Required work:
Every line that contains the word "phone" is to be copied from the listing.

Given data:
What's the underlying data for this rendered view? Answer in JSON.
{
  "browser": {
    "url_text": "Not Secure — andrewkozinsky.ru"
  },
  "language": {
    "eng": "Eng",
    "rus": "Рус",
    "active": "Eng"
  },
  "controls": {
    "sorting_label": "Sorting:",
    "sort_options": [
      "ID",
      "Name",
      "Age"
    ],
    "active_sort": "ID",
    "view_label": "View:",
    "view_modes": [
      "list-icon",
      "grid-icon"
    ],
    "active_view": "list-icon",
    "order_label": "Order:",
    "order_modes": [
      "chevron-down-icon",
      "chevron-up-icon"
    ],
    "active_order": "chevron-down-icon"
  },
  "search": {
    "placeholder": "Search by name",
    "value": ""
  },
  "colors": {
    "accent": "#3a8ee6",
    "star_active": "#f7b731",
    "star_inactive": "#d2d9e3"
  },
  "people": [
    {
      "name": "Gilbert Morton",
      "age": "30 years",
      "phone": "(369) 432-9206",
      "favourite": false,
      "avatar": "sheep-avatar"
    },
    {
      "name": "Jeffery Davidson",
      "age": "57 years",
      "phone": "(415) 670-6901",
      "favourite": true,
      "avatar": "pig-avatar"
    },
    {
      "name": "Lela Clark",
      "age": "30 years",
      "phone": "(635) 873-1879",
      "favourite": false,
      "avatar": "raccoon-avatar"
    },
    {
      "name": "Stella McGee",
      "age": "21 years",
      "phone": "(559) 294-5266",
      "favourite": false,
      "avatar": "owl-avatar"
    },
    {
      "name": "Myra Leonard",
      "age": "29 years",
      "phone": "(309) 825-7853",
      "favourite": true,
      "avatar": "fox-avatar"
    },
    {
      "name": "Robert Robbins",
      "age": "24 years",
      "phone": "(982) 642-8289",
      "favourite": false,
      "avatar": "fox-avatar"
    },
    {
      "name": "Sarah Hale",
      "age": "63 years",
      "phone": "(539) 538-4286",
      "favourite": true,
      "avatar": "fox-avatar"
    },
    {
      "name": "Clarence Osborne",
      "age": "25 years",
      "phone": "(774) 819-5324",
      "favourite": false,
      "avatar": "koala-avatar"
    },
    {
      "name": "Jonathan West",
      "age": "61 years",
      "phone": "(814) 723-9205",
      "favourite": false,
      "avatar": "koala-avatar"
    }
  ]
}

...

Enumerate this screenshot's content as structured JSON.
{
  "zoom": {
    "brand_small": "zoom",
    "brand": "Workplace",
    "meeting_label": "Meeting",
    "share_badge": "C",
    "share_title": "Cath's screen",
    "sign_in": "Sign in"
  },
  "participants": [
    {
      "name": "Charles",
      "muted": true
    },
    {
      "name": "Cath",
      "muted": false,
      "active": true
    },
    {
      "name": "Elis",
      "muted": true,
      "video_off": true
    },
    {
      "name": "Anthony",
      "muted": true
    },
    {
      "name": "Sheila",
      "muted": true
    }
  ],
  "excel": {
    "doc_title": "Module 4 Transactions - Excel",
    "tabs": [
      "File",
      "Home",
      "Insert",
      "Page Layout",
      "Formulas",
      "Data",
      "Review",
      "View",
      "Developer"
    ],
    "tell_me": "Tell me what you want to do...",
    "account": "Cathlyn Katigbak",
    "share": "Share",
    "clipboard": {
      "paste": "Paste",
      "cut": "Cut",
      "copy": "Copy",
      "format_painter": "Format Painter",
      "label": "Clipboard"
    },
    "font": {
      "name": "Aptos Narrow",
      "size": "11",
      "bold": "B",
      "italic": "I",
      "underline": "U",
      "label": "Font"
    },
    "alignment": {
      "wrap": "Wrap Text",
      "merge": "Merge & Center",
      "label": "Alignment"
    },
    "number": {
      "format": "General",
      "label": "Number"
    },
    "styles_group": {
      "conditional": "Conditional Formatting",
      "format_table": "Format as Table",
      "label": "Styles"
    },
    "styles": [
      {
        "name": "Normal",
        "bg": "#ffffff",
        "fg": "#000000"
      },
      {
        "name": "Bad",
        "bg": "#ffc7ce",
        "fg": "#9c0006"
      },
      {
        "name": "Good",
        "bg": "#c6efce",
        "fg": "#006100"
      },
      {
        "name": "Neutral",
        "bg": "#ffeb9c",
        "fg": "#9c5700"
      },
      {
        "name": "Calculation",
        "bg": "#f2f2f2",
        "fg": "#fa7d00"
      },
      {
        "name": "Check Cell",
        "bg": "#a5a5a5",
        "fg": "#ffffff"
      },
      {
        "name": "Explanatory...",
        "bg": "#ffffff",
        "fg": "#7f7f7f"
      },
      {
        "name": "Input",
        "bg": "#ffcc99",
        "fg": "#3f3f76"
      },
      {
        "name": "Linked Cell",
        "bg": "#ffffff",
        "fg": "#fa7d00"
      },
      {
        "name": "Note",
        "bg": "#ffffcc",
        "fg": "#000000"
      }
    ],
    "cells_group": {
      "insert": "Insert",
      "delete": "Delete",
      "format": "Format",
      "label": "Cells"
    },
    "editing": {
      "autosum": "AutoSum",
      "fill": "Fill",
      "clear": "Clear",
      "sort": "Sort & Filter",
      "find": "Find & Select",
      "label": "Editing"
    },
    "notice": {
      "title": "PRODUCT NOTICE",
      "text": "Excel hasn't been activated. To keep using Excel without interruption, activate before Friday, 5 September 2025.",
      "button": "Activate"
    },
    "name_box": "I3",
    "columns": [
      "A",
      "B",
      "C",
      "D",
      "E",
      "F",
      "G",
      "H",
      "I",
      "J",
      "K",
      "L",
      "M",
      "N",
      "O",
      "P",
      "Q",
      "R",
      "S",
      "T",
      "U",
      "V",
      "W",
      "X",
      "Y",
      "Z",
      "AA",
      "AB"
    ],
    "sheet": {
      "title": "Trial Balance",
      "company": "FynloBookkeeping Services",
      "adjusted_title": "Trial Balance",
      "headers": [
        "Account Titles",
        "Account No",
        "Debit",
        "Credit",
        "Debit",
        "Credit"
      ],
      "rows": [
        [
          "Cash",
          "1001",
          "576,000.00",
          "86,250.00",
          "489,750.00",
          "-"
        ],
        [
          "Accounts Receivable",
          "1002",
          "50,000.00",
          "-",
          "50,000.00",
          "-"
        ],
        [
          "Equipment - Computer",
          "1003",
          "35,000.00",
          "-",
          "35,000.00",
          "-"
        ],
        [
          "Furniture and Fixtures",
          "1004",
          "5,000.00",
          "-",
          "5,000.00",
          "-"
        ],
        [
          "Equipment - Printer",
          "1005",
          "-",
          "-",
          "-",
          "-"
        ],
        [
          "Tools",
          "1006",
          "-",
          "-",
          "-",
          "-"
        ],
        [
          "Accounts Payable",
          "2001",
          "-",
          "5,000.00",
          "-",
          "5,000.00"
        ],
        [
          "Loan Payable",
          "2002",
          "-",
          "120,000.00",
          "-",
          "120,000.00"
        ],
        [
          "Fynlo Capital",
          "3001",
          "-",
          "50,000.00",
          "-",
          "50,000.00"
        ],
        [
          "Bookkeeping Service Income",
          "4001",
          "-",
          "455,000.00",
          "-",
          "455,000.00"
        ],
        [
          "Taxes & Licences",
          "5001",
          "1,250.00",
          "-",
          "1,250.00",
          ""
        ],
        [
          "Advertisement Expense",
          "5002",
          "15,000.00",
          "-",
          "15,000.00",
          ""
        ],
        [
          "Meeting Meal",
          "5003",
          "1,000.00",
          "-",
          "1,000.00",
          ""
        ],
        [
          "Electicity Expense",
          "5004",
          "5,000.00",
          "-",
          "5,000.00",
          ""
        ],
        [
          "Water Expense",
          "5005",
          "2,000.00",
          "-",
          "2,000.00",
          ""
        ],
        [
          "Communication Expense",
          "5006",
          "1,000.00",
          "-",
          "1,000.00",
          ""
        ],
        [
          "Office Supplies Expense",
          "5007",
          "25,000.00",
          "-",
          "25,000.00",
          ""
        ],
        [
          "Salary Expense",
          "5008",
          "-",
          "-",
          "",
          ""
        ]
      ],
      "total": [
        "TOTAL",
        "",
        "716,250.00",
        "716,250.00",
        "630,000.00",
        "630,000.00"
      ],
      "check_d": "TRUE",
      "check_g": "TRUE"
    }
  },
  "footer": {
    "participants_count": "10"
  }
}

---

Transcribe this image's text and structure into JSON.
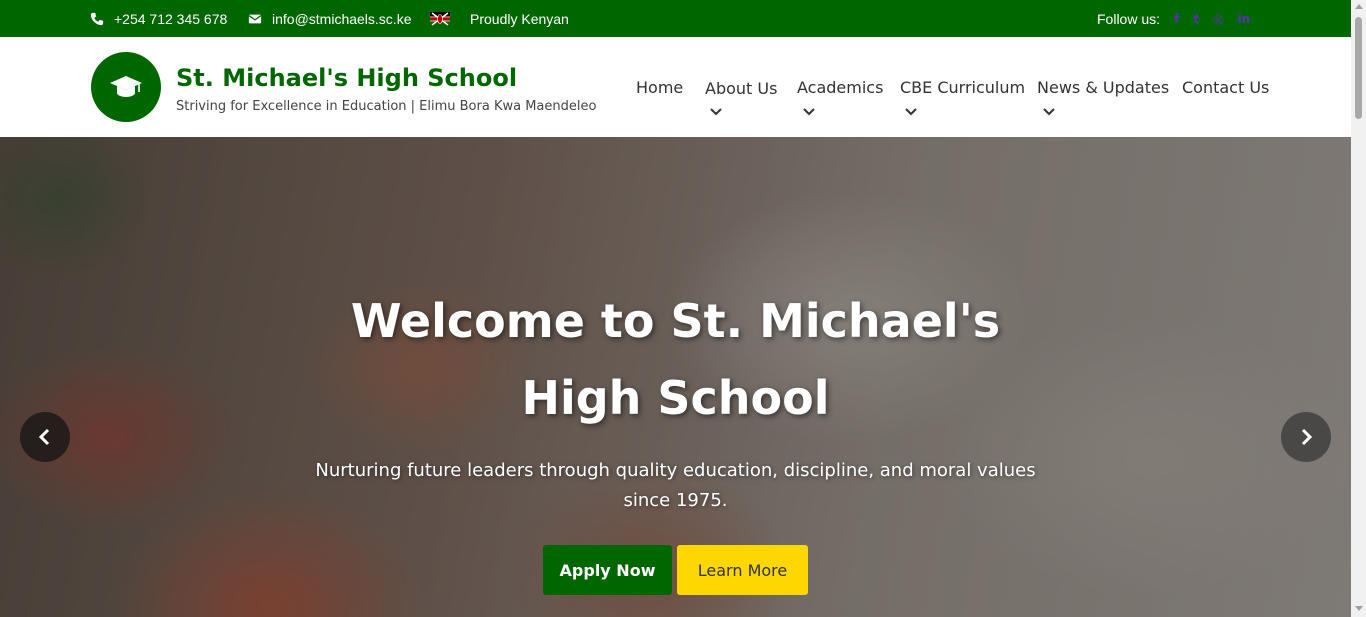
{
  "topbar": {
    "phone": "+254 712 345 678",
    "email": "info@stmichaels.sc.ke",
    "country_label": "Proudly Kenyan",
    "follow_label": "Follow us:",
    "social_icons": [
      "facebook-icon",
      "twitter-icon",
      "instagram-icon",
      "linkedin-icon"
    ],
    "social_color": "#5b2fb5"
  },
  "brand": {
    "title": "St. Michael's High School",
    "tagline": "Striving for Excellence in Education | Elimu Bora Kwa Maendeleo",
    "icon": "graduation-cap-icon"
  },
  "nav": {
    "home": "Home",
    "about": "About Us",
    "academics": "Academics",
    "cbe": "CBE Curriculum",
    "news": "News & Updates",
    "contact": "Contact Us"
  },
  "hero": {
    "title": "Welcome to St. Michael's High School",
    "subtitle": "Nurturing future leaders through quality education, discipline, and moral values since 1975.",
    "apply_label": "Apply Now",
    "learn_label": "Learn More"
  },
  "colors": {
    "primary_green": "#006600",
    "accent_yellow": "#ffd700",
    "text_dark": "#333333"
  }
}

Task response:
      "phone": "(369) 432-9206",
      "phone": "(415) 670-6901",
      "phone": "(635) 873-1879",
      "phone": "(559) 294-5266",
      "phone": "(309) 825-7853",
      "phone": "(982) 642-8289",
      "phone": "(539) 538-4286",
      "phone": "(774) 819-5324",
      "phone": "(814) 723-9205",
    "phone": "+254 712 345 678",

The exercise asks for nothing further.